* **The records**
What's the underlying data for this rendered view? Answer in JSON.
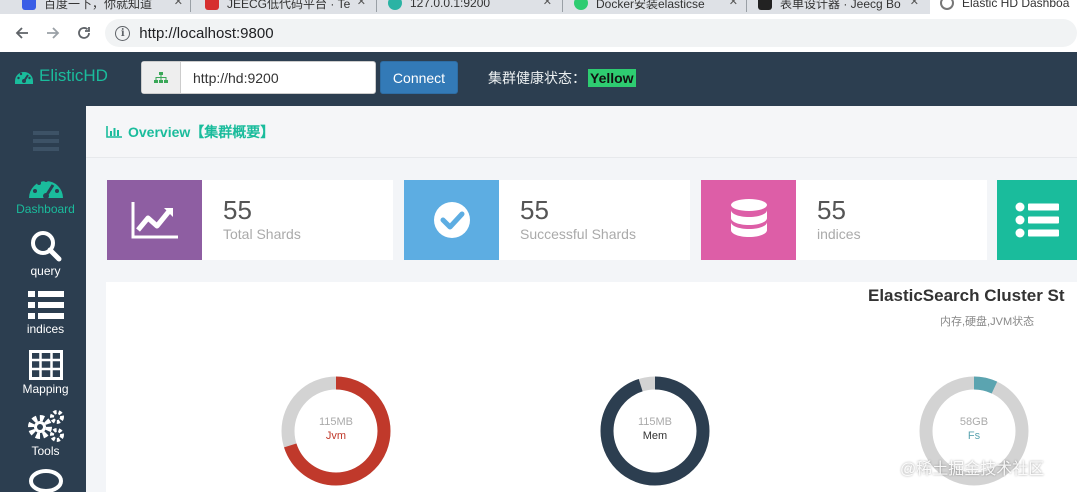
{
  "browser": {
    "tabs": [
      {
        "label": "百度一下，你就知道"
      },
      {
        "label": "JEECG低代码平台 · Te"
      },
      {
        "label": "127.0.0.1:9200"
      },
      {
        "label": "Docker安装elasticse"
      },
      {
        "label": "表单设计器 · Jeecg Bo"
      },
      {
        "label": "Elastic HD Dashboa"
      }
    ],
    "address": "http://localhost:9800"
  },
  "app": {
    "brand": "ElisticHD",
    "url_value": "http://hd:9200",
    "connect_label": "Connect",
    "health_label": "集群健康状态：",
    "health_value": "Yellow"
  },
  "sidebar": {
    "items": [
      {
        "label": "Dashboard"
      },
      {
        "label": "query"
      },
      {
        "label": "indices"
      },
      {
        "label": "Mapping"
      },
      {
        "label": "Tools"
      }
    ]
  },
  "page": {
    "title": "Overview【集群概要】"
  },
  "stats": [
    {
      "value": "55",
      "label": "Total Shards",
      "color": "#8e5ea2"
    },
    {
      "value": "55",
      "label": "Successful Shards",
      "color": "#5dade2"
    },
    {
      "value": "55",
      "label": "indices",
      "color": "#dd5ea7"
    },
    {
      "color": "#1abc9c"
    }
  ],
  "cluster": {
    "title": "ElasticSearch Cluster St",
    "subtitle": "内存,硬盘,JVM状态",
    "gauges": [
      {
        "value": "115MB",
        "label": "Jvm",
        "fraction": 0.7,
        "color": "#c0392b",
        "label_color": "#c0392b"
      },
      {
        "value": "115MB",
        "label": "Mem",
        "fraction": 0.95,
        "color": "#2c3e50",
        "label_color": "#333333"
      },
      {
        "value": "58GB",
        "label": "Fs",
        "fraction": 0.07,
        "color": "#5ba4b0",
        "label_color": "#5ba4b0"
      }
    ]
  },
  "watermark": "@稀土掘金技术社区",
  "colors": {
    "accent": "#1abc9c",
    "navy": "#2c3e50",
    "primary": "#337ab7",
    "health": "#2ecc71"
  }
}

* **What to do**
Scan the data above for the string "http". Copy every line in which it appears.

* **Answer to this exercise**
    "address": "http://localhost:9800"
    "url_value": "http://hd:9200",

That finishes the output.